Code used to track genetic information
The MSC was created in an effort to help patients avoid some of the adverse effects associated with certain medications. Each code contains the pharmacogenomic data of a particular patient, which can be easily accessed through the use of a smart phone or tablet. This information can help patients and health care professionals keep track of medications and warn of potential conflicts that could arise from introducing a new medication into a regimen. The MSC also contains information concerning a patient’s genetics, and whether or not medications will cause problems based on a person’s genetic make-up.
Genetics play a major role in medication
Researchers note that genetic testing is becoming more affordable for a wide range of people. Some firms have begun offering extensive testing for less than $300. Genetic testing could be a major benefit for those concerned with their health and anyone interested in understanding what health risks they may experience in the future. Genetic information can also have a major impact on what medications are most effective for a particular person, as two people with the same illness may not respond to the same treatment due to biological factors.
There may be security concerns with the MSC

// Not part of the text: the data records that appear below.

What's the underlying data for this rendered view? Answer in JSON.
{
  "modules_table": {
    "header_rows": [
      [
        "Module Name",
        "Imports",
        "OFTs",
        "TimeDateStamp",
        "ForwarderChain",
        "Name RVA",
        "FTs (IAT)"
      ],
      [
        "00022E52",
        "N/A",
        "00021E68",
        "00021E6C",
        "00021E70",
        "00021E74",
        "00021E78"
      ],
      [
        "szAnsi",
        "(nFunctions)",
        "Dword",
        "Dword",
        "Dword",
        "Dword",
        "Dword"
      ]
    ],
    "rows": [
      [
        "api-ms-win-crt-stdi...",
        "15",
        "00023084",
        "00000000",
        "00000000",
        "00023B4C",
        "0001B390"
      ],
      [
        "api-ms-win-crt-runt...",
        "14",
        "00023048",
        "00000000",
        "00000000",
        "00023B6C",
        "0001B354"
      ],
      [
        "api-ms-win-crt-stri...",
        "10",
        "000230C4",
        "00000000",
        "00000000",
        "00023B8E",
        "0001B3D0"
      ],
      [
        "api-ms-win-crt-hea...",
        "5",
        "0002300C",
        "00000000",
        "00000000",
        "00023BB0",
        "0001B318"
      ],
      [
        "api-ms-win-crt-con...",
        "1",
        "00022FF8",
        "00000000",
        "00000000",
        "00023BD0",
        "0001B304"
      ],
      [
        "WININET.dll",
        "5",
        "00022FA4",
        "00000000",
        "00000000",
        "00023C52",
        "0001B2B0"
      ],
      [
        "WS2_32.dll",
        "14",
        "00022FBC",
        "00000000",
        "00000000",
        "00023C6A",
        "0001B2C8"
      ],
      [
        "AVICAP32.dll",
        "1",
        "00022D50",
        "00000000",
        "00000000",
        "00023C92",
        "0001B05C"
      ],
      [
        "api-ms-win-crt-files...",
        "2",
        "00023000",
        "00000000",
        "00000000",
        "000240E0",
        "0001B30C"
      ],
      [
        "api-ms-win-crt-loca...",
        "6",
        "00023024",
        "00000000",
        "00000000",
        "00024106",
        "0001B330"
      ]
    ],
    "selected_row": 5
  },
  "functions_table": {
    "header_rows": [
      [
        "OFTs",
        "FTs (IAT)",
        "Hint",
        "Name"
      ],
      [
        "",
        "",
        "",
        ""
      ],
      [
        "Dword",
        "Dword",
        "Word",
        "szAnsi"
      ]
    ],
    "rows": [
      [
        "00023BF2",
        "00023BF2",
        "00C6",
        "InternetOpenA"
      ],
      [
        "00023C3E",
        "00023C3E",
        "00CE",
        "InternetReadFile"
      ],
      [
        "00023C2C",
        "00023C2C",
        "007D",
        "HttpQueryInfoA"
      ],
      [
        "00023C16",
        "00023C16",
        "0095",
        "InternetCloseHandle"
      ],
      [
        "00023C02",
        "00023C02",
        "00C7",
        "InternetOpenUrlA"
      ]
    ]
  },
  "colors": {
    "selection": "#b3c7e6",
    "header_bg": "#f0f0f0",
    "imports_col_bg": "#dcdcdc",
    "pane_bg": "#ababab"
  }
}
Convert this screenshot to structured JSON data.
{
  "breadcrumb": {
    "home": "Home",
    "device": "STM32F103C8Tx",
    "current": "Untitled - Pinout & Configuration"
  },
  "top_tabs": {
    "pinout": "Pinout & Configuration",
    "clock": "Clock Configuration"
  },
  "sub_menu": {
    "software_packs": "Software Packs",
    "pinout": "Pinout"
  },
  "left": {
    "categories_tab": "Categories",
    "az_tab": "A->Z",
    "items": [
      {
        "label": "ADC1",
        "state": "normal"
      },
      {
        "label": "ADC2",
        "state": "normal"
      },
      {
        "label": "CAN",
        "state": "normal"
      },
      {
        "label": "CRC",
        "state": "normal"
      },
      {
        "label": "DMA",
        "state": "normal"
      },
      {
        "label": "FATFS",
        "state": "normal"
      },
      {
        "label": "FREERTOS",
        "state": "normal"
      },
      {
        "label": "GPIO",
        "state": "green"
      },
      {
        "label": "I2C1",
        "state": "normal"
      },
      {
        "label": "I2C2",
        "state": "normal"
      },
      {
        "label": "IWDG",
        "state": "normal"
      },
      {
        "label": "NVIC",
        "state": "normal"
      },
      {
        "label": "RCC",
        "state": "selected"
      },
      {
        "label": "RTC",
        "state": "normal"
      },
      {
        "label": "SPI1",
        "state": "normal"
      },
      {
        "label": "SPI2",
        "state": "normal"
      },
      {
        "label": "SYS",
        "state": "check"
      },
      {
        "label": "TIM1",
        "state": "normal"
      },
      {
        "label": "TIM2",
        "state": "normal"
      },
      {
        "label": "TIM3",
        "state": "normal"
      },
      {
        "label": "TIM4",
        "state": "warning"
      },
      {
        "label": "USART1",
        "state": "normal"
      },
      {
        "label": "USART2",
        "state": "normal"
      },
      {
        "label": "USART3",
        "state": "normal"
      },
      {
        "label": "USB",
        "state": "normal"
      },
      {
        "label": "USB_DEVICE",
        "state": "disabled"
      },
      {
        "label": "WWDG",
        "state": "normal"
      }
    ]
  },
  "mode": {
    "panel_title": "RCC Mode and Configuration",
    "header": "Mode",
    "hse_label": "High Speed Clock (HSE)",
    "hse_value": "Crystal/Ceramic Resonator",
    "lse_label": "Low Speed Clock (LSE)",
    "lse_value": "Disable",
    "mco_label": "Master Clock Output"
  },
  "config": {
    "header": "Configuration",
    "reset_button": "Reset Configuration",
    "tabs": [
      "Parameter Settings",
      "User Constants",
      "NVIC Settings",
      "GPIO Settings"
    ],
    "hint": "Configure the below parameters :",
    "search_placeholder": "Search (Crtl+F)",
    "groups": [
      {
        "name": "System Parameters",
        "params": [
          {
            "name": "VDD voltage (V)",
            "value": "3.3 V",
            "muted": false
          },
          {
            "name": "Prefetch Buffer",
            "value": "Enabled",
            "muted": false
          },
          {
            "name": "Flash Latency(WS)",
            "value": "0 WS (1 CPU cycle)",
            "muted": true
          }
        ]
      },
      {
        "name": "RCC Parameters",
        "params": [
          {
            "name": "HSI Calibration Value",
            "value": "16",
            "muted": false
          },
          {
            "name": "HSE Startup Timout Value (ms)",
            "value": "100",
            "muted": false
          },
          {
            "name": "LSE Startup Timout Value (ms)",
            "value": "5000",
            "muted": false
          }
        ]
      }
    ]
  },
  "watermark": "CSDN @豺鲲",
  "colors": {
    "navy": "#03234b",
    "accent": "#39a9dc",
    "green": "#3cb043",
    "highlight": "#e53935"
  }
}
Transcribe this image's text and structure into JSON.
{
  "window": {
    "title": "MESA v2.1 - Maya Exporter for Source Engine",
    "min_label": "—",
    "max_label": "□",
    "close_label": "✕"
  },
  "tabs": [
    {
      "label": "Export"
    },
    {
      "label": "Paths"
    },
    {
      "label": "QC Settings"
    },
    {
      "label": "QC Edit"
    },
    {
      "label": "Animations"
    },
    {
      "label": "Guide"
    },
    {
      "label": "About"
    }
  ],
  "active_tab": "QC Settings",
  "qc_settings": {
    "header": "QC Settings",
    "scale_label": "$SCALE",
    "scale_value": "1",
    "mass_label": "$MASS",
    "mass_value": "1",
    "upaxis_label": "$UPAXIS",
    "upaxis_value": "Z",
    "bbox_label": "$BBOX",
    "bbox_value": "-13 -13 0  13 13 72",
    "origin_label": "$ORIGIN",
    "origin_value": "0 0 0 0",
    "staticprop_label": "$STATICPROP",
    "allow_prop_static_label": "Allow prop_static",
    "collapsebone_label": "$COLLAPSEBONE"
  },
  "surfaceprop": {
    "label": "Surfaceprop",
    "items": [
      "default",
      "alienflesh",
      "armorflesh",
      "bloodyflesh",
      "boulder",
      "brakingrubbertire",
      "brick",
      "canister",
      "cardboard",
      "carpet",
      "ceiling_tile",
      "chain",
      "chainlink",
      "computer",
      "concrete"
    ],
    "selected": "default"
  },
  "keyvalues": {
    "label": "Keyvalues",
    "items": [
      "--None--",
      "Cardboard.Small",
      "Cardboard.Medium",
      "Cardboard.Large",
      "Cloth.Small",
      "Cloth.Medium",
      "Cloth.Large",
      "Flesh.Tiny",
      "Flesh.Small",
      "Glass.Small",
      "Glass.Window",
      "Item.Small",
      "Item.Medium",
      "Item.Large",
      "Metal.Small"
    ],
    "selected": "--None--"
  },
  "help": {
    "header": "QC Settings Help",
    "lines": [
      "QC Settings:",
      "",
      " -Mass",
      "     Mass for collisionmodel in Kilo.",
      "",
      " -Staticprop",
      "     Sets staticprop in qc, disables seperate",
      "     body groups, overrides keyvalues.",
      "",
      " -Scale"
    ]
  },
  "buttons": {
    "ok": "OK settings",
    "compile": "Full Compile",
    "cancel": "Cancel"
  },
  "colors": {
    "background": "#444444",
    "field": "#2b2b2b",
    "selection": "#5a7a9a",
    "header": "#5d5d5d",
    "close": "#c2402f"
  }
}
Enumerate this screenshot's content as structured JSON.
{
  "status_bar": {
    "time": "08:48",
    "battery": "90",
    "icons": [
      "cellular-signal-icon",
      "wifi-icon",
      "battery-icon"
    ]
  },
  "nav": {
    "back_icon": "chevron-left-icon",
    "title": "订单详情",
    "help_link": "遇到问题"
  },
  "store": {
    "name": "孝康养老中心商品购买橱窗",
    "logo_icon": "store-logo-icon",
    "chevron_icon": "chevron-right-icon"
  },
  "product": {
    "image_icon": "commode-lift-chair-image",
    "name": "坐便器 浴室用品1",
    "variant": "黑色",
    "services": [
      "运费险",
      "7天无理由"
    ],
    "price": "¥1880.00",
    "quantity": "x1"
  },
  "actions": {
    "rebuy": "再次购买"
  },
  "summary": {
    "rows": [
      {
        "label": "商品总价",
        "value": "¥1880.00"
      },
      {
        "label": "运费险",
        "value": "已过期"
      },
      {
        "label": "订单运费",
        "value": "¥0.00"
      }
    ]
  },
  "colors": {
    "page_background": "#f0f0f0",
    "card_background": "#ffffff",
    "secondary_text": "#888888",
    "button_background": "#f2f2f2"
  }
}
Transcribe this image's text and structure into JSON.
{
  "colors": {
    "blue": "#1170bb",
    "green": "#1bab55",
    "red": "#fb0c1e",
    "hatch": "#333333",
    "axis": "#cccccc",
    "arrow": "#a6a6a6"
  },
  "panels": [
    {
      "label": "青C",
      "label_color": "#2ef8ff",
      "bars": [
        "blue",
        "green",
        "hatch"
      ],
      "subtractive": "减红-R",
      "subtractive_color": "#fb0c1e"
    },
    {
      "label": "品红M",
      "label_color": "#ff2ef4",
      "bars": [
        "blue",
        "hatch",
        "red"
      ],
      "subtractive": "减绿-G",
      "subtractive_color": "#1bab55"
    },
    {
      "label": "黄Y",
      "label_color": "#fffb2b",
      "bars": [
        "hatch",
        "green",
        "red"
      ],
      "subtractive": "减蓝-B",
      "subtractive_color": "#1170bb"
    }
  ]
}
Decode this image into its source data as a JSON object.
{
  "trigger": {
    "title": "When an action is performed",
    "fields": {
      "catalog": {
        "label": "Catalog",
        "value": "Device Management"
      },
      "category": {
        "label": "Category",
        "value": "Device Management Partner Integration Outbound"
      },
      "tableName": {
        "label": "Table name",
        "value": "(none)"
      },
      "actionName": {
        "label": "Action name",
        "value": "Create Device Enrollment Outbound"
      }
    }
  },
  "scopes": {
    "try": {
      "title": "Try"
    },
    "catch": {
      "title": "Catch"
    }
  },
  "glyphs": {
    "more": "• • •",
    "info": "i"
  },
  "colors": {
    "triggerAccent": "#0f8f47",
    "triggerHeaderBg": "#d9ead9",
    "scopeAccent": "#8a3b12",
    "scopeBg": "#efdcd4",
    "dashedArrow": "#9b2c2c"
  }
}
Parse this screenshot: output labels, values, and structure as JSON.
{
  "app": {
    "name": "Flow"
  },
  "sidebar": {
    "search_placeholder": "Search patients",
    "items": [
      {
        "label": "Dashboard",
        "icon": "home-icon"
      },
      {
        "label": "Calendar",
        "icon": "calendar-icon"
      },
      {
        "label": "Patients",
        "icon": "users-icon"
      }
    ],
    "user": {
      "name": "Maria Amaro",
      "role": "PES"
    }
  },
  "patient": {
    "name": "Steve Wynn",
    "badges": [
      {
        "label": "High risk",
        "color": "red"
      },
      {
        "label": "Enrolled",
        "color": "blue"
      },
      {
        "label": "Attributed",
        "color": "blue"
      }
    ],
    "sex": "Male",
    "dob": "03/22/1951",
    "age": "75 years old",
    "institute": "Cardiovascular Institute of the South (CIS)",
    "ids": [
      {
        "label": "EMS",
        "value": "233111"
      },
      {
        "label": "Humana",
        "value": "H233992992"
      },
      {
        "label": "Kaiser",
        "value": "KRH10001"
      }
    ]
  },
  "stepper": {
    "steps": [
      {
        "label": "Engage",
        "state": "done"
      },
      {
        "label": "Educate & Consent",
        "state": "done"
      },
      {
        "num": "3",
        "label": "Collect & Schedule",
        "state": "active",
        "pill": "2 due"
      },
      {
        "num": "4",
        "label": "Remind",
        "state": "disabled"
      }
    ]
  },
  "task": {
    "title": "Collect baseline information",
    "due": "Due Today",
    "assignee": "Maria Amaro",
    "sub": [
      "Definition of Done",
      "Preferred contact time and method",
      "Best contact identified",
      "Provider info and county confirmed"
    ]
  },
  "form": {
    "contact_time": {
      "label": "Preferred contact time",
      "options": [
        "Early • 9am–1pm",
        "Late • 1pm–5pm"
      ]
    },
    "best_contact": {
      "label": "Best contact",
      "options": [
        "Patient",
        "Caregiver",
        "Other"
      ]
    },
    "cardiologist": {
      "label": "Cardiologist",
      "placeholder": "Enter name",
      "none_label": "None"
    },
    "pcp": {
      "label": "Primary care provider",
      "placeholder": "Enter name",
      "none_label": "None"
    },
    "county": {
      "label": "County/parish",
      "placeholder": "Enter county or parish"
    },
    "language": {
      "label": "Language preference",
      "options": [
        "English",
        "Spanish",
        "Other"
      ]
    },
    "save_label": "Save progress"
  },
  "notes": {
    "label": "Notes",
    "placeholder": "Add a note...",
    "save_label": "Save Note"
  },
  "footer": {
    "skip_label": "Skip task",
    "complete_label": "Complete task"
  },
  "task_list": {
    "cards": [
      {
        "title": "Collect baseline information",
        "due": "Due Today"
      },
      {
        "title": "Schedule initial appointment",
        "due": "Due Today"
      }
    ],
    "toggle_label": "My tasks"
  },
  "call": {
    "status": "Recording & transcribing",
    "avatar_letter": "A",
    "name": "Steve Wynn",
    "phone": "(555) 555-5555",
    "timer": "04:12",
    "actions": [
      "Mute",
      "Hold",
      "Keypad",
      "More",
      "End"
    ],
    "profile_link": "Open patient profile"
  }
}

An MSC could be invaluable in the realm of drug trials. The genetic information associated with an MSC could provide valuable insight into the impact of certain medications while health care professionals are testing them. Such information can lead to better medications in the future. Researchers do note that the MSC enables decision support regarding health care without the consultation of a centralized health care database, which may arouse strong public opposition due to privacy concerns. Another issue lies in the fact that the MSC gives patients full control over their genetic information. This unmitigated access also puts this information at risk of theft if not guarded.